  4. Arne L. Kalleberg, Till M. von Wachter. “The U.S. Labor Market During and After the Great Recession: Continuities and Transformations," RSF: The Russell Sage Foundation Journal of the Social Sciences. Accessed Feb. 14, 2022.

  5. Barry Eichengreen, Donghyun Park, Kwanho Shin. “Should the Dangers of Deflation be Dismissed?Journal of Macroeconomics. Accessed Feb. 14, 2022. 

  6. U.S. Bureau of Labor Statistics. “One Hundred Years of Price Change: The Consumer Price Index and The American Inflation Experience.” Accessed Feb. 14, 2022.

  7. U.S Bureau of Labor Statistics. “Clashing Economic Interests, Past and Present: A Comprehensive Account of American Trade Policy.” Accessed Feb. 14, 2022.

  8. U.S. Department of State. “Protectionism in the Interwar Period.” Accessed Feb. 14, 2022.

  9. Alessandro Roselli. “Hyperinflation, Depression, and The Rise of Adolf Hitler," Economic Affairs. Accessed Feb. 14, 2022.

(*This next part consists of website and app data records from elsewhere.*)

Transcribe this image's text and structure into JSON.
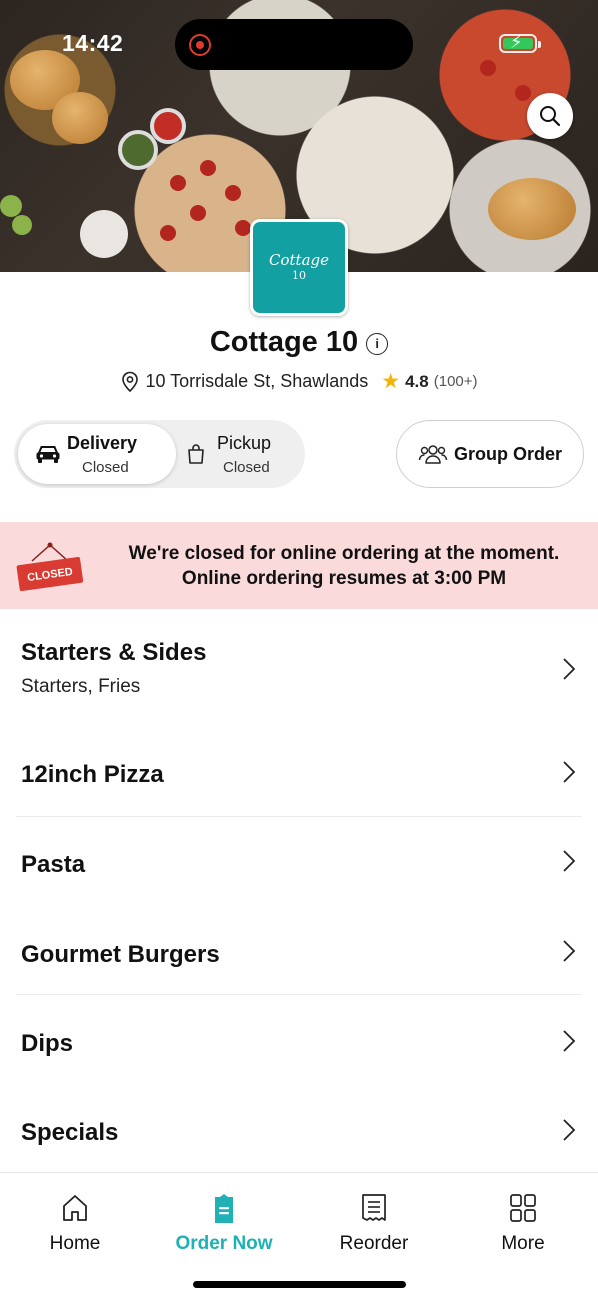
{
  "status_bar": {
    "time": "14:42"
  },
  "colors": {
    "accent": "#1fb1b3",
    "logo_bg": "#12a0a2",
    "banner_bg": "#fadadb",
    "star": "#f6b400",
    "closed_red": "#d93a32"
  },
  "store": {
    "logo_text": "Cottage",
    "logo_number": "10",
    "name": "Cottage 10",
    "address": "10 Torrisdale St, Shawlands",
    "rating": "4.8",
    "rating_count": "(100+)"
  },
  "modes": {
    "delivery": {
      "label": "Delivery",
      "status": "Closed"
    },
    "pickup": {
      "label": "Pickup",
      "status": "Closed"
    },
    "group_order": "Group Order"
  },
  "banner": {
    "sign": "CLOSED",
    "line1": "We're closed for online ordering at the moment.",
    "line2": "Online ordering resumes at 3:00 PM"
  },
  "menu": [
    {
      "title": "Starters & Sides",
      "subtitle": "Starters, Fries"
    },
    {
      "title": "12inch Pizza",
      "subtitle": ""
    },
    {
      "title": "Pasta",
      "subtitle": ""
    },
    {
      "title": "Gourmet Burgers",
      "subtitle": ""
    },
    {
      "title": "Dips",
      "subtitle": ""
    },
    {
      "title": "Specials",
      "subtitle": ""
    }
  ],
  "tabs": [
    {
      "label": "Home",
      "icon": "home-icon"
    },
    {
      "label": "Order Now",
      "icon": "order-icon"
    },
    {
      "label": "Reorder",
      "icon": "receipt-icon"
    },
    {
      "label": "More",
      "icon": "grid-icon"
    }
  ]
}
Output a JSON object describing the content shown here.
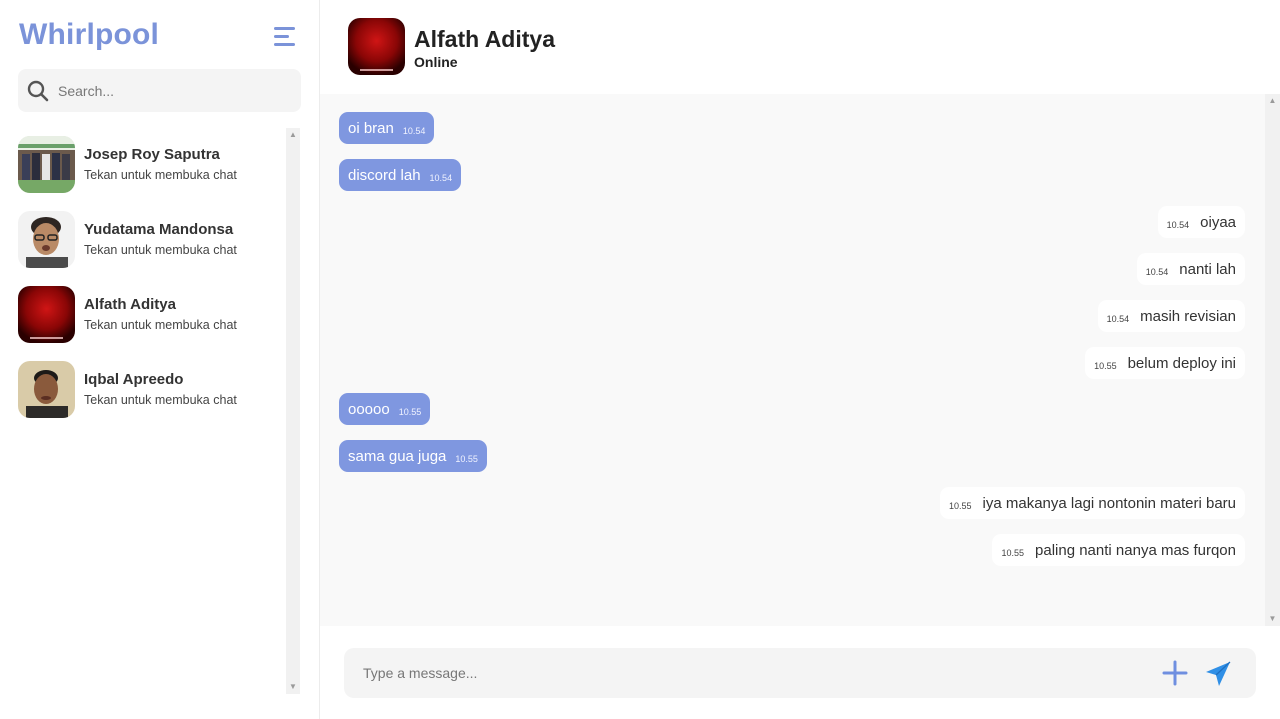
{
  "sidebar": {
    "brand": "Whirlpool",
    "search_placeholder": "Search...",
    "contacts": [
      {
        "name": "Josep Roy Saputra",
        "subtitle": "Tekan untuk membuka chat"
      },
      {
        "name": "Yudatama Mandonsa",
        "subtitle": "Tekan untuk membuka chat"
      },
      {
        "name": "Alfath Aditya",
        "subtitle": "Tekan untuk membuka chat"
      },
      {
        "name": "Iqbal Apreedo",
        "subtitle": "Tekan untuk membuka chat"
      }
    ]
  },
  "chat": {
    "name": "Alfath Aditya",
    "status": "Online",
    "composer_placeholder": "Type a message...",
    "messages": [
      {
        "direction": "in",
        "text": "oi bran",
        "time": "10.54"
      },
      {
        "direction": "in",
        "text": "discord lah",
        "time": "10.54"
      },
      {
        "direction": "out",
        "text": "oiyaa",
        "time": "10.54"
      },
      {
        "direction": "out",
        "text": "nanti lah",
        "time": "10.54"
      },
      {
        "direction": "out",
        "text": "masih revisian",
        "time": "10.54"
      },
      {
        "direction": "out",
        "text": "belum deploy ini",
        "time": "10.55"
      },
      {
        "direction": "in",
        "text": "ooooo",
        "time": "10.55"
      },
      {
        "direction": "in",
        "text": "sama gua juga",
        "time": "10.55"
      },
      {
        "direction": "out",
        "text": "iya makanya lagi nontonin materi baru",
        "time": "10.55"
      },
      {
        "direction": "out",
        "text": "paling nanti nanya mas furqon",
        "time": "10.55"
      }
    ]
  },
  "colors": {
    "accent": "#7b93d9",
    "incoming_bubble": "#7f97e0",
    "outgoing_bubble": "#ffffff",
    "chat_background": "#f9f9f9",
    "send_icon": "#2f8fe6"
  },
  "icons": {
    "menu": "hamburger-menu-icon",
    "search": "search-icon",
    "attach": "plus-icon",
    "send": "send-paper-plane-icon"
  }
}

  10. U.S. Library of Congress. “U.S. History Primary Source Timeline – The Dust Bowl.” Accessed Feb. 14, 2022.

  11. The Federal Reserve Board. "Money, Gold, and the Great Depression." Accessed Feb. 14, 2022.

  12. Gustavo S. Cortes, Bryan Taylor, Marc D. Weidenmier. “Financial Factors and the Propagation of the Great Depression," Journal of Financial Economics. Accessed Feb. 14, 2022.

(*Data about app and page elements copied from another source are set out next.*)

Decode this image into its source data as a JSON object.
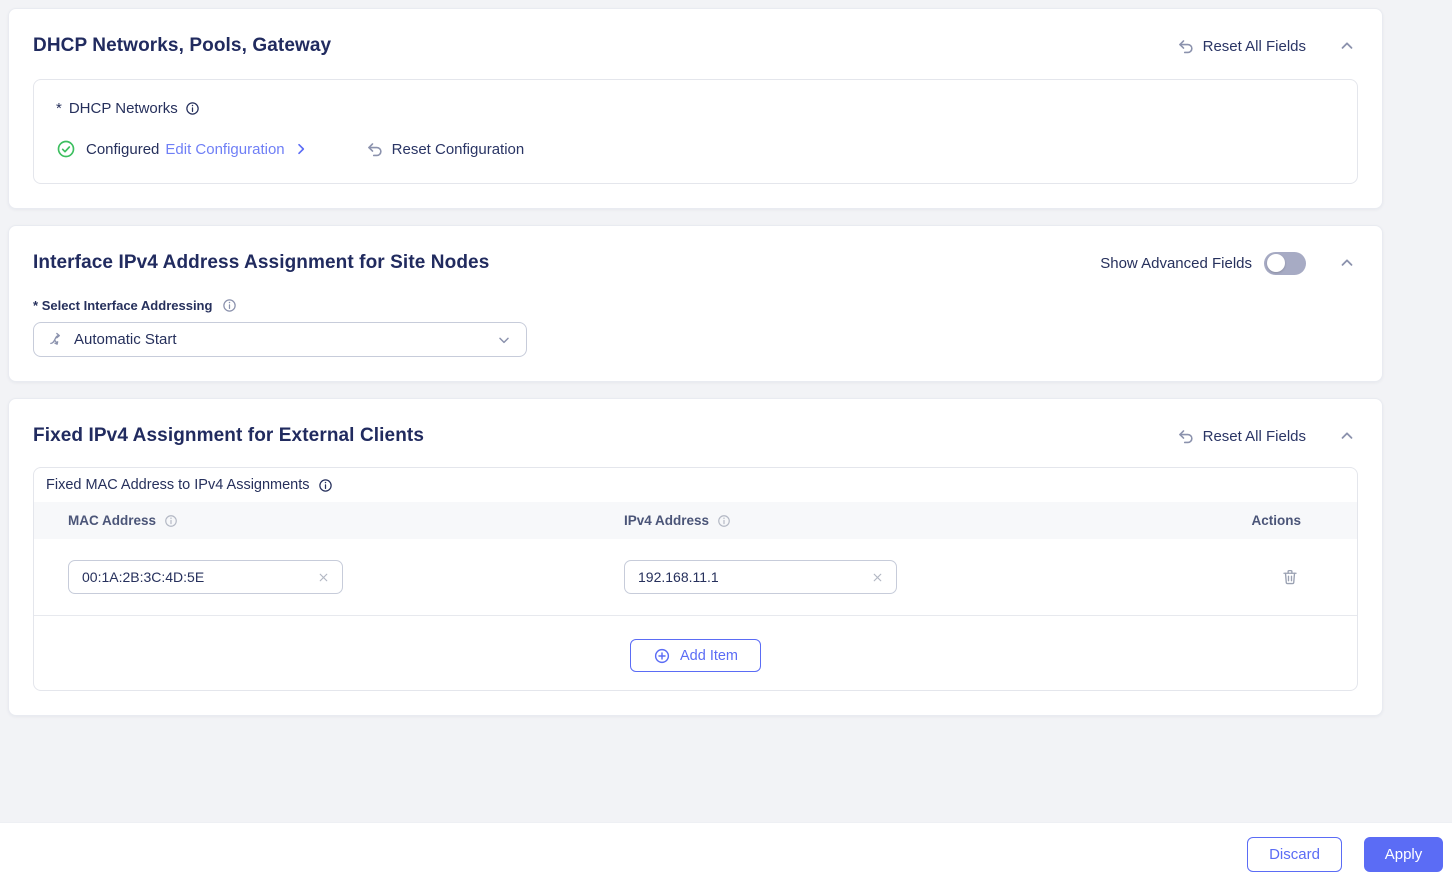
{
  "colors": {
    "accent": "#5b6cf5",
    "link": "#6f7ff6",
    "success": "#3cbf5f",
    "navy": "#212b5f",
    "icon_gray": "#8b92ad",
    "toggle_track_off": "#a7abc4",
    "table_header_bg": "#f7f8fa"
  },
  "card_dhcp": {
    "title": "DHCP Networks, Pools, Gateway",
    "reset_all": "Reset All Fields",
    "required": "*",
    "field_label": "DHCP Networks",
    "status": "Configured",
    "edit_link": "Edit Configuration",
    "reset_config": "Reset Configuration"
  },
  "card_interface": {
    "title": "Interface IPv4 Address Assignment for Site Nodes",
    "toggle_label": "Show Advanced Fields",
    "toggle_state": "off",
    "required": "*",
    "select_label": "Select Interface Addressing",
    "select_value": "Automatic Start"
  },
  "card_fixed": {
    "title": "Fixed IPv4 Assignment for External Clients",
    "reset_all": "Reset All Fields",
    "group_label": "Fixed MAC Address to IPv4 Assignments",
    "columns": {
      "mac": "MAC Address",
      "ipv4": "IPv4 Address",
      "actions": "Actions"
    },
    "rows": [
      {
        "mac": "00:1A:2B:3C:4D:5E",
        "ipv4": "192.168.11.1"
      }
    ],
    "add_item": "Add Item"
  },
  "footer": {
    "discard": "Discard",
    "apply": "Apply"
  }
}
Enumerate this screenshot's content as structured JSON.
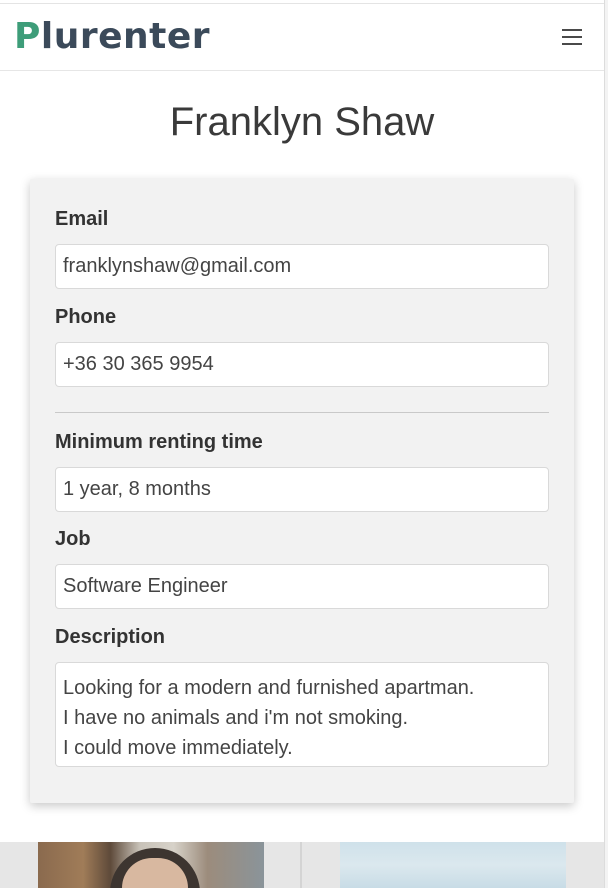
{
  "navbar": {
    "logo_first_letter": "P",
    "logo_rest": "lurenter",
    "menu_icon": "hamburger-menu-icon"
  },
  "profile": {
    "name": "Franklyn Shaw"
  },
  "form": {
    "email_label": "Email",
    "email_value": "franklynshaw@gmail.com",
    "phone_label": "Phone",
    "phone_value": "+36 30 365 9954",
    "min_renting_label": "Minimum renting time",
    "min_renting_value": "1 year, 8 months",
    "job_label": "Job",
    "job_value": "Software Engineer",
    "description_label": "Description",
    "description_lines": [
      "Looking for a modern and furnished apartman.",
      "I have no animals and i'm not smoking.",
      "I could move immediately."
    ]
  },
  "colors": {
    "logo_accent": "#3e9d79",
    "logo_text": "#3b4a5a",
    "card_background": "#f2f2f2"
  }
}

  13. U.S. Library of Congress. “U.S. History Primary Source Timeline – President Franklin Delano Roosevelt and the New Deal.” Accessed Feb. 14, 2022.

  14. Library of Congress. "New Deal Programs: Selected Library of Congress Resources." Accessed Feb. 14, 2022.

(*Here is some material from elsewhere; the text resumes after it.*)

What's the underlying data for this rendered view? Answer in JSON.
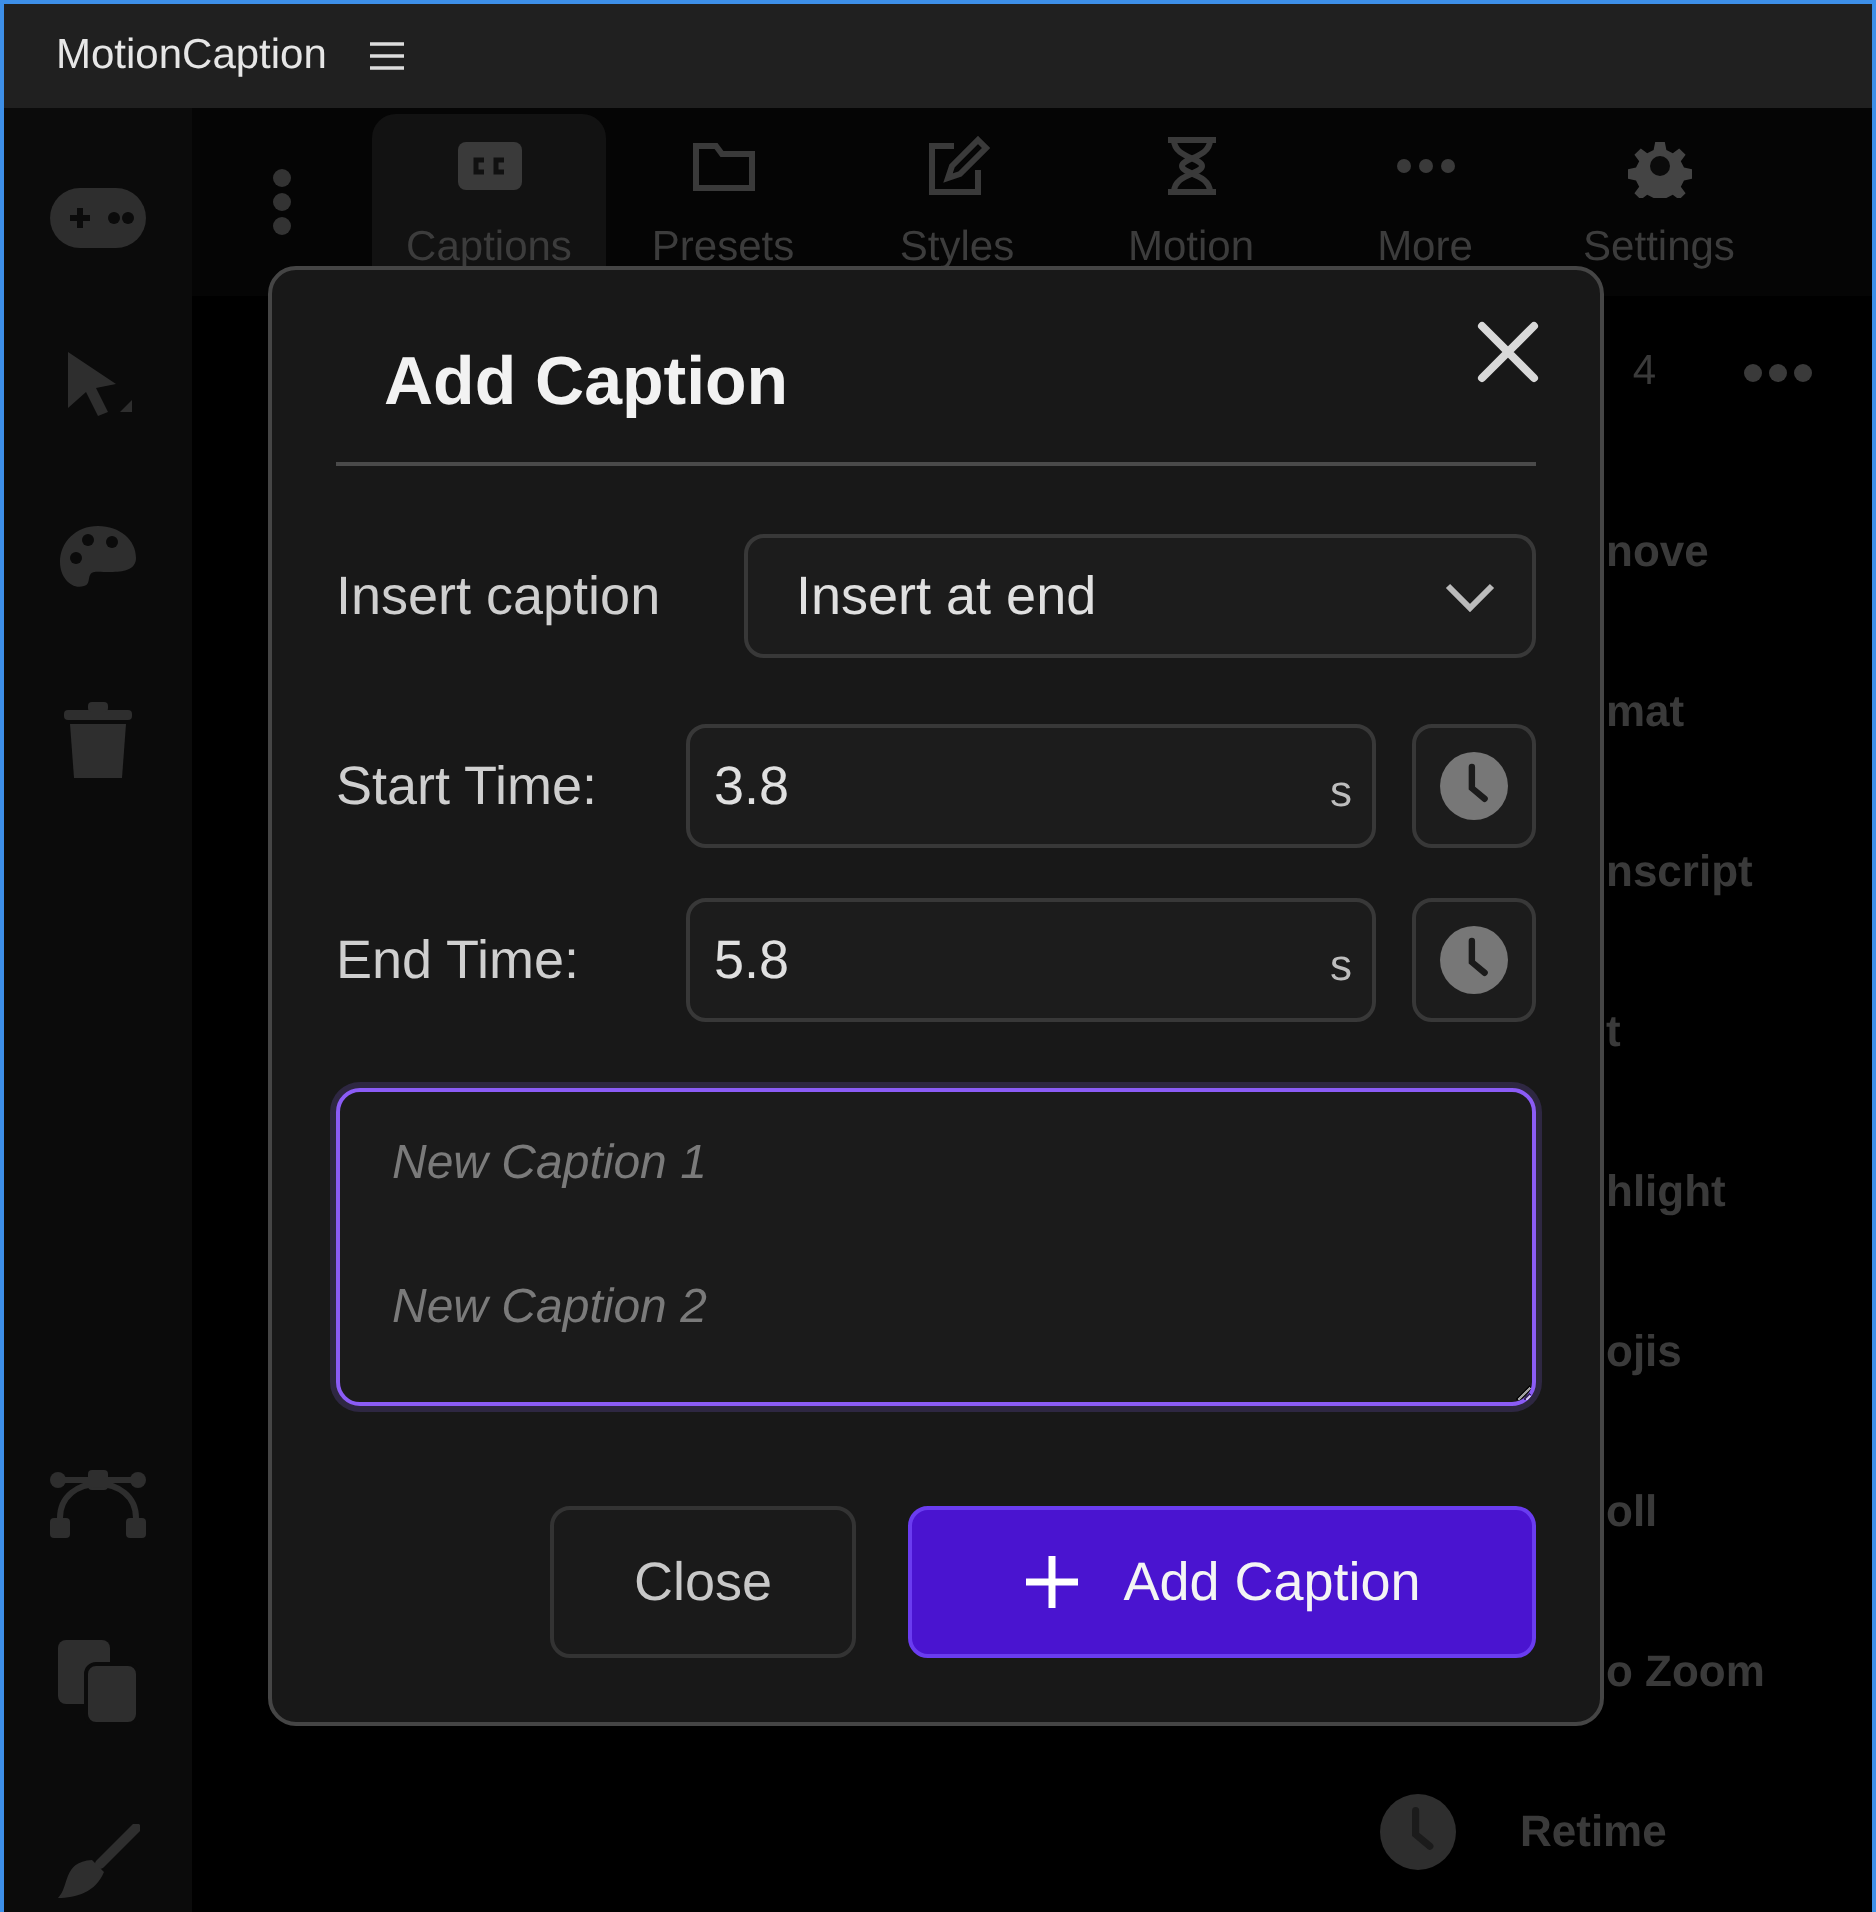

  15. Gabriel P. Mathy. “Hysteresis and Persistent Long-Term Unemployment: The American Beveridge Curve of the Great Depression and World War II," Cliometrica. Accessed Feb. 14, 2022.

  16. Price V. Fishback, Taylor Jaworski. “World War II and US Economic Performance,” Pages 221-241. Economic History of Warfare and State Formation. Springer, 2016. Accessed Feb. 14, 2022.

  17. U.S. Treasury Department. “Historical Debt Outstanding.” Accessed Feb. 14, 2022.

  18. Francesco Bianchi. “The Great Depression and the Great Recession: A View From Financial Markets,” Journal of Monetary Economics. Accessed Feb. 14, 2022.

  19. Maria N. Ivanova. “Profit Growth in Boom and Bust: The Great Recession and the Great Depression in Comparative Perspective," Industrial and Corporate Change. Accessed Feb. 14, 2022.

  20. Yeva Nersisyan, L. Randall Wray. “Can We Afford the Green New Deal?” Journal of Post Keynesian Economics. Accessed Feb. 14, 2022.

  21. Erik Gellman and Margaret Rung. “The Great Depression," Oxford Research Encyclopedia of American History. Accessed Feb. 14, 2022.

  22. Jose´ A. Tapia Granadosa, Ana V. Diez Roux. “Life and Death During the Great Depression," Proceedings Of the National Academy of Sciences. Accessed Feb. 14, 2022.

  23. Centers for Disease Control and Prevention. "CDC Study Finds Suicide Rates Rise and Fall with Economy." Accessed Feb. 14, 2022.

  24. Pew Research Center. "How a Different America Responded to the Great Depression." Accessed Feb. 14, 2022.